WORK TASK >> Each record below should be reproduced as it is written, with pictures left out entirely.

PROVIDED RECORDS >>
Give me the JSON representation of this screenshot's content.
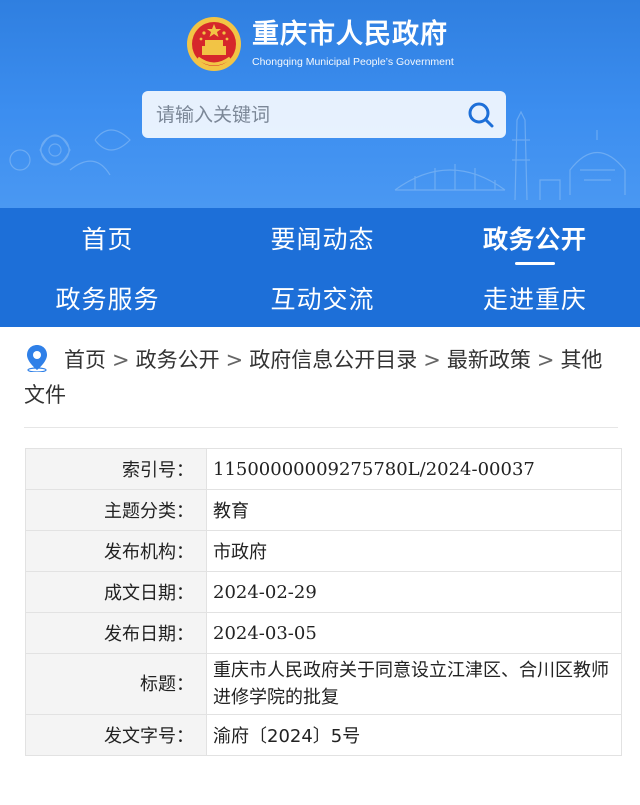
{
  "header": {
    "title_cn": "重庆市人民政府",
    "title_en": "Chongqing Municipal People’s Government",
    "search_placeholder": "请输入关键词",
    "emblem_icon": "national-emblem-icon",
    "search_icon": "search-icon",
    "colors": {
      "banner": "#3a8bee",
      "nav": "#1d6fd8"
    }
  },
  "nav": {
    "items": [
      {
        "label": "首页",
        "active": false
      },
      {
        "label": "要闻动态",
        "active": false
      },
      {
        "label": "政务公开",
        "active": true
      },
      {
        "label": "政务服务",
        "active": false
      },
      {
        "label": "互动交流",
        "active": false
      },
      {
        "label": "走进重庆",
        "active": false
      }
    ]
  },
  "breadcrumb": {
    "icon": "location-pin-icon",
    "items": [
      "首页",
      "政务公开",
      "政府信息公开目录",
      "最新政策",
      "其他文件"
    ],
    "separator": ">"
  },
  "info": {
    "rows": [
      {
        "label": "索引号：",
        "value": "11500000009275780L/2024-00037"
      },
      {
        "label": "主题分类：",
        "value": "教育"
      },
      {
        "label": "发布机构：",
        "value": "市政府"
      },
      {
        "label": "成文日期：",
        "value": "2024-02-29"
      },
      {
        "label": "发布日期：",
        "value": "2024-03-05"
      },
      {
        "label": "标题：",
        "value": "重庆市人民政府关于同意设立江津区、合川区教师进修学院的批复"
      },
      {
        "label": "发文字号：",
        "value": "渝府〔2024〕5号"
      }
    ]
  }
}
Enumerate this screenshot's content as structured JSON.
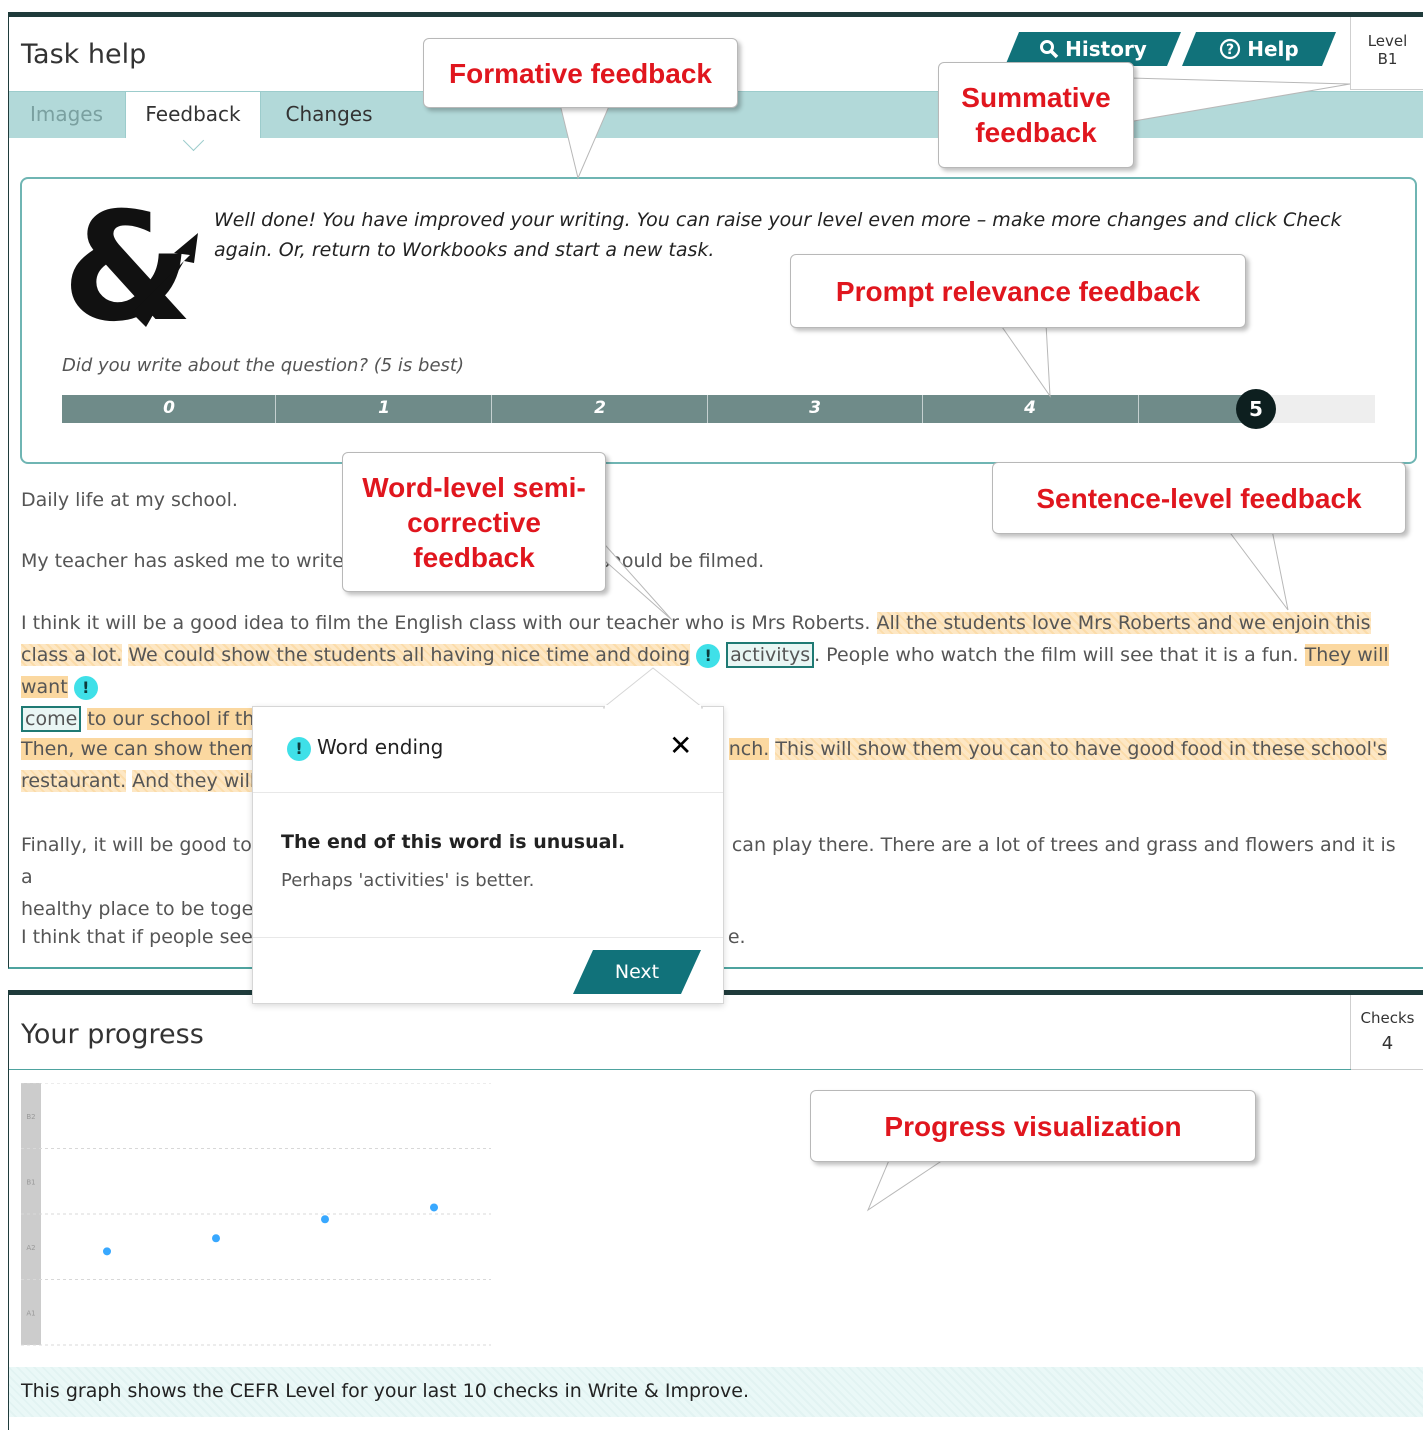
{
  "task_panel": {
    "title": "Task help",
    "history_label": "History",
    "help_label": "Help",
    "level_label": "Level",
    "level_value": "B1",
    "tabs": [
      "Images",
      "Feedback",
      "Changes"
    ],
    "summary_text": "Well done! You have improved your writing. You can raise your level even more – make more changes and click Check again. Or, return to Workbooks and start a new task.",
    "question_label": "Did you write about the question? (5 is best)",
    "scale_labels": [
      "0",
      "1",
      "2",
      "3",
      "4"
    ],
    "scale_value": "5",
    "scale_max": 5
  },
  "essay": {
    "title_line": "Daily life at my school.",
    "p1": "My teacher has asked me to write",
    "p1_end": "should be filmed.",
    "p2_a": "I think it will be a good idea to film the English class with our teacher who is Mrs Roberts.",
    "p2_b": "All the students love Mrs Roberts and we enjoin this class a lot.",
    "p2_c": "We could show the students all having nice time and doing",
    "p2_err_word": "activitys",
    "p2_d": ". People who watch the film will see that it is a fun.",
    "p2_e": "They will want",
    "p2_err_word2": "come",
    "p2_f": "to our school if they see this class.",
    "p3_a": "Then, we can show them",
    "p3_b": "nch.",
    "p3_c": "This will show them you can to have good food in these school's restaurant.",
    "p3_d": "And they will",
    "p4_a": "Finally, it will be good to",
    "p4_b": "can play there. There are a lot of trees and grass and flowers and it is a",
    "p4_c": "healthy place to be toget",
    "p5_a": "I think that if people see",
    "p5_b": "e."
  },
  "popup": {
    "title": "Word ending",
    "heading": "The end of this word is unusual.",
    "suggestion": "Perhaps 'activities' is better.",
    "next_label": "Next",
    "dot_symbol": "!"
  },
  "progress_panel": {
    "title": "Your progress",
    "checks_label": "Checks",
    "checks_value": "4",
    "caption": "This graph shows the CEFR Level for your last 10 checks in Write & Improve.",
    "y_levels": [
      "B2",
      "B1",
      "A2",
      "A1"
    ]
  },
  "chart_data": {
    "type": "scatter",
    "x": [
      1,
      2,
      3,
      4
    ],
    "y": [
      "A2",
      "A2",
      "B1",
      "B1"
    ],
    "y_values": [
      1.93,
      2.13,
      2.42,
      2.6
    ],
    "y_categories": [
      "A1",
      "A2",
      "B1",
      "B2"
    ],
    "ylim": [
      0.5,
      4.5
    ],
    "grid": true,
    "color": "#38a8ff"
  },
  "callouts": {
    "formative": "Formative feedback",
    "summative": "Summative feedback",
    "prompt_relevance": "Prompt relevance feedback",
    "word_level": "Word-level semi-corrective feedback",
    "sentence_level": "Sentence-level feedback",
    "progress_vis": "Progress visualization"
  },
  "colors": {
    "teal": "#11727a",
    "tab_bar": "#b2d9d9",
    "highlight": "#fbd8a0",
    "callout_text": "#e0161e"
  }
}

OUTPUT FOR THIS TASK >>
Give me the JSON representation of this screenshot's content.
{
  "header": {
    "title_cn": "重庆市人民政府",
    "title_en": "Chongqing Municipal People’s Government",
    "search_placeholder": "请输入关键词",
    "emblem_icon": "national-emblem-icon",
    "search_icon": "search-icon",
    "colors": {
      "banner": "#3a8bee",
      "nav": "#1d6fd8"
    }
  },
  "nav": {
    "items": [
      {
        "label": "首页",
        "active": false
      },
      {
        "label": "要闻动态",
        "active": false
      },
      {
        "label": "政务公开",
        "active": true
      },
      {
        "label": "政务服务",
        "active": false
      },
      {
        "label": "互动交流",
        "active": false
      },
      {
        "label": "走进重庆",
        "active": false
      }
    ]
  },
  "breadcrumb": {
    "icon": "location-pin-icon",
    "items": [
      "首页",
      "政务公开",
      "政府信息公开目录",
      "最新政策",
      "其他文件"
    ],
    "separator": ">"
  },
  "info": {
    "rows": [
      {
        "label": "索引号：",
        "value": "11500000009275780L/2024-00037"
      },
      {
        "label": "主题分类：",
        "value": "教育"
      },
      {
        "label": "发布机构：",
        "value": "市政府"
      },
      {
        "label": "成文日期：",
        "value": "2024-02-29"
      },
      {
        "label": "发布日期：",
        "value": "2024-03-05"
      },
      {
        "label": "标题：",
        "value": "重庆市人民政府关于同意设立江津区、合川区教师进修学院的批复"
      },
      {
        "label": "发文字号：",
        "value": "渝府〔2024〕5号"
      }
    ]
  }
}
Enumerate this screenshot's content as structured JSON.
{
  "task_panel": {
    "title": "Task help",
    "history_label": "History",
    "help_label": "Help",
    "level_label": "Level",
    "level_value": "B1",
    "tabs": [
      "Images",
      "Feedback",
      "Changes"
    ],
    "summary_text": "Well done! You have improved your writing. You can raise your level even more – make more changes and click Check again. Or, return to Workbooks and start a new task.",
    "question_label": "Did you write about the question? (5 is best)",
    "scale_labels": [
      "0",
      "1",
      "2",
      "3",
      "4"
    ],
    "scale_value": "5",
    "scale_max": 5
  },
  "essay": {
    "title_line": "Daily life at my school.",
    "p1": "My teacher has asked me to write",
    "p1_end": "should be filmed.",
    "p2_a": "I think it will be a good idea to film the English class with our teacher who is Mrs Roberts.",
    "p2_b": "All the students love Mrs Roberts and we enjoin this class a lot.",
    "p2_c": "We could show the students all having nice time and doing",
    "p2_err_word": "activitys",
    "p2_d": ". People who watch the film will see that it is a fun.",
    "p2_e": "They will want",
    "p2_err_word2": "come",
    "p2_f": "to our school if they see this class.",
    "p3_a": "Then, we can show them",
    "p3_b": "nch.",
    "p3_c": "This will show them you can to have good food in these school's restaurant.",
    "p3_d": "And they will",
    "p4_a": "Finally, it will be good to",
    "p4_b": "can play there. There are a lot of trees and grass and flowers and it is a",
    "p4_c": "healthy place to be toget",
    "p5_a": "I think that if people see",
    "p5_b": "e."
  },
  "popup": {
    "title": "Word ending",
    "heading": "The end of this word is unusual.",
    "suggestion": "Perhaps 'activities' is better.",
    "next_label": "Next",
    "dot_symbol": "!"
  },
  "progress_panel": {
    "title": "Your progress",
    "checks_label": "Checks",
    "checks_value": "4",
    "caption": "This graph shows the CEFR Level for your last 10 checks in Write & Improve.",
    "y_levels": [
      "B2",
      "B1",
      "A2",
      "A1"
    ]
  },
  "chart_data": {
    "type": "scatter",
    "x": [
      1,
      2,
      3,
      4
    ],
    "y": [
      "A2",
      "A2",
      "B1",
      "B1"
    ],
    "y_values": [
      1.93,
      2.13,
      2.42,
      2.6
    ],
    "y_categories": [
      "A1",
      "A2",
      "B1",
      "B2"
    ],
    "ylim": [
      0.5,
      4.5
    ],
    "grid": true,
    "color": "#38a8ff"
  },
  "callouts": {
    "formative": "Formative feedback",
    "summative": "Summative feedback",
    "prompt_relevance": "Prompt relevance feedback",
    "word_level": "Word-level semi-corrective feedback",
    "sentence_level": "Sentence-level feedback",
    "progress_vis": "Progress visualization"
  },
  "colors": {
    "teal": "#11727a",
    "tab_bar": "#b2d9d9",
    "highlight": "#fbd8a0",
    "callout_text": "#e0161e"
  }
}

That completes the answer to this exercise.